Our journey of building an information society cannot be complete without addressing the challenges facing people with disabilities. This is a commitment that runs across our policy formulation. Our country is already a signatory to numerous international agreements that mainstream access to technology for people with disabilities. Icasa is playing a crucial role in helping the country to fulfil this mandate. A code of practice for people with disabilities in line with section 70 of the amended Electronic Communications Act has been developed.
The e-Skills Institute, e-SI, continued on its progressive path to e- skilling South Africa for equitable prosperity and global competitiveness. The completion of the integration plan for the e-Skills Institute, the Institute for Satellite and Software Applications and the National Electronic Media Institute of South Africa, Nemisa, was launched yesterday by the Minister.
The new institute is positioning South Africa well to harness existing resources and develop new approaches to the co-ordination of appropriate capacity development, using its multistakeholder platform to contribute to the massification of e-skills delivery at all levels. This year the institute increased its visibility at the provincial and national level and impacted more than 30 000 South Africans at various levels - decision- makers, consumers of technology, practitioners in the ICT and broadcasting sectors, as well as communities.
The ZA Domain Name Authority, Zadna, is celebrating 10 years since its establishment in 2003. A legal framework to support the establishment of the ZA Central Registry, ZACR, which is intended to uplift the operational standards in .za, is being finalised. The ZACR, through Zadna's guidance and the African Union Commission, has made significant progress in its application for a right to establish and operate a dot-Africa: Internet namespace for the benefit of Africa.
Zadna has also ensured that our cities of Cape Town, Durban and Johannesburg are not left behind in the Internet revolution that we will see in some of the leading world cities, such as London, Paris and Sydney, that have their own exclusive Internet spaces. As a result, ladies and gentlemen, expect to see in the near future new website addresses such as hotels.capetown, tourism.durban and business.johannesburg. [Applause.]

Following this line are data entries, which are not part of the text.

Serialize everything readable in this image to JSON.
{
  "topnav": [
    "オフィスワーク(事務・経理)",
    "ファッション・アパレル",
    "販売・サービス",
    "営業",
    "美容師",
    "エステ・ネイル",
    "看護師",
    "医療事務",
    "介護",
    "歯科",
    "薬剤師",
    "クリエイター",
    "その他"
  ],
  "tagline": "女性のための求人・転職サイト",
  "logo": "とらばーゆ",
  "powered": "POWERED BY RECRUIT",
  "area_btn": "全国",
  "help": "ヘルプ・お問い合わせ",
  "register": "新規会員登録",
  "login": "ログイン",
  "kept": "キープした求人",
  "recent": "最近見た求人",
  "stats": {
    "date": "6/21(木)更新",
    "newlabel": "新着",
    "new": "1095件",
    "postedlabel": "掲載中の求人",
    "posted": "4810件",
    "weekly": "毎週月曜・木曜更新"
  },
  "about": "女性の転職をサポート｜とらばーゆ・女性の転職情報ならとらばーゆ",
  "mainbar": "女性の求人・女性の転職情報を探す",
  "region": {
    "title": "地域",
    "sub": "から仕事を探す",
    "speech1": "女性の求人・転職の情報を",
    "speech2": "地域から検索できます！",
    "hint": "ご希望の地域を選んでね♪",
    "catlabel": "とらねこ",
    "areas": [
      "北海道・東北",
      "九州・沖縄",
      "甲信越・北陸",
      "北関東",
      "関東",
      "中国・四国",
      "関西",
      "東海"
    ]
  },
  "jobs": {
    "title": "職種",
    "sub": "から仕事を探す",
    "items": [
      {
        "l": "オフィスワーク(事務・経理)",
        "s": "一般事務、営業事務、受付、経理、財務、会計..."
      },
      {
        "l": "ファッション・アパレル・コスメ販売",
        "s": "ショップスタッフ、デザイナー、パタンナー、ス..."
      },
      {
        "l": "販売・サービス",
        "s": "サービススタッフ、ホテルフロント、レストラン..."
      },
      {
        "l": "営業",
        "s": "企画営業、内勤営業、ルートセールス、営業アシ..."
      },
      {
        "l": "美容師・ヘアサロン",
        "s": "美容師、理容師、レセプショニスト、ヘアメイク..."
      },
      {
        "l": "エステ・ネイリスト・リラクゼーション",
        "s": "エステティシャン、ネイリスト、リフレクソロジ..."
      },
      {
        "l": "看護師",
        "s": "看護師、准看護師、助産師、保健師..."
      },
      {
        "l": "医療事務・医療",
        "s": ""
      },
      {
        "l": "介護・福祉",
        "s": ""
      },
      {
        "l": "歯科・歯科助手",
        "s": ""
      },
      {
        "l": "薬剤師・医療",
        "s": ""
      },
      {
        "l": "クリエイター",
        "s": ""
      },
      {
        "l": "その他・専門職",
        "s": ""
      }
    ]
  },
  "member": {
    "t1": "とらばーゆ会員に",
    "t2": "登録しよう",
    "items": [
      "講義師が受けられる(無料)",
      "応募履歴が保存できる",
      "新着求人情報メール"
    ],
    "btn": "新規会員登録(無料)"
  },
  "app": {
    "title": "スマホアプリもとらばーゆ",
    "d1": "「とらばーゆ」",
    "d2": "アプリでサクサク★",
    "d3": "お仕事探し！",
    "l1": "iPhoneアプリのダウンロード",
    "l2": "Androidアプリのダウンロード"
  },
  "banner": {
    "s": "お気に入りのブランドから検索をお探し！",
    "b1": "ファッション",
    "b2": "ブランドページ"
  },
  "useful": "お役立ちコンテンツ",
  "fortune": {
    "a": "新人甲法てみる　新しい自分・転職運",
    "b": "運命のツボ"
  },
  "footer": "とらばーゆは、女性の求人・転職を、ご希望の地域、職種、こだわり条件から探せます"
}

The successes we are presenting here this morning speak to the battles we have successfully won and the zeal displayed by both our officials and all role-players in the ICT space. Once again, we give this House and the country at large the assurance that we have what it takes to achieve universal access by ensuring that robust information and communications technologies are accessible, usable and affordable to all.
We will continue to make strategic interventions in providing the necessary support to this sector, working with our entities and the private sector. Despite the financial constraints which might have a direct bearing on the roll-out of universal service and access for all, we will not dare to renege on the commitment we have made to our people, because we come from a glorious tradition of struggle and self-reliance. No price can be too much for us to pay.
Hon Chairperson, allow me, with all humility, to thank my caring and supportive husband, Mr Abrahams, and our beautiful children for their continued support and understanding that, in more instances than not, they have to share me with the nation. To Minister Dina Pule, thank you for the team effort that you continue to demonstrate as we are taking the lead into the future ICT of South Africa.
Let me thank my Cabinet colleagues as well as my hardworking staff and the entire Department of Communications team for their commitment and dedication, particularly during this time as we conclude our five-year mandate of President Zuma's administration. A special thanks to the Portfolio Committee on Communications for their sound oversight over our work. We dare not fail our people.
Ke a leboga. [Legofi.] [I thank you. [Applause.]]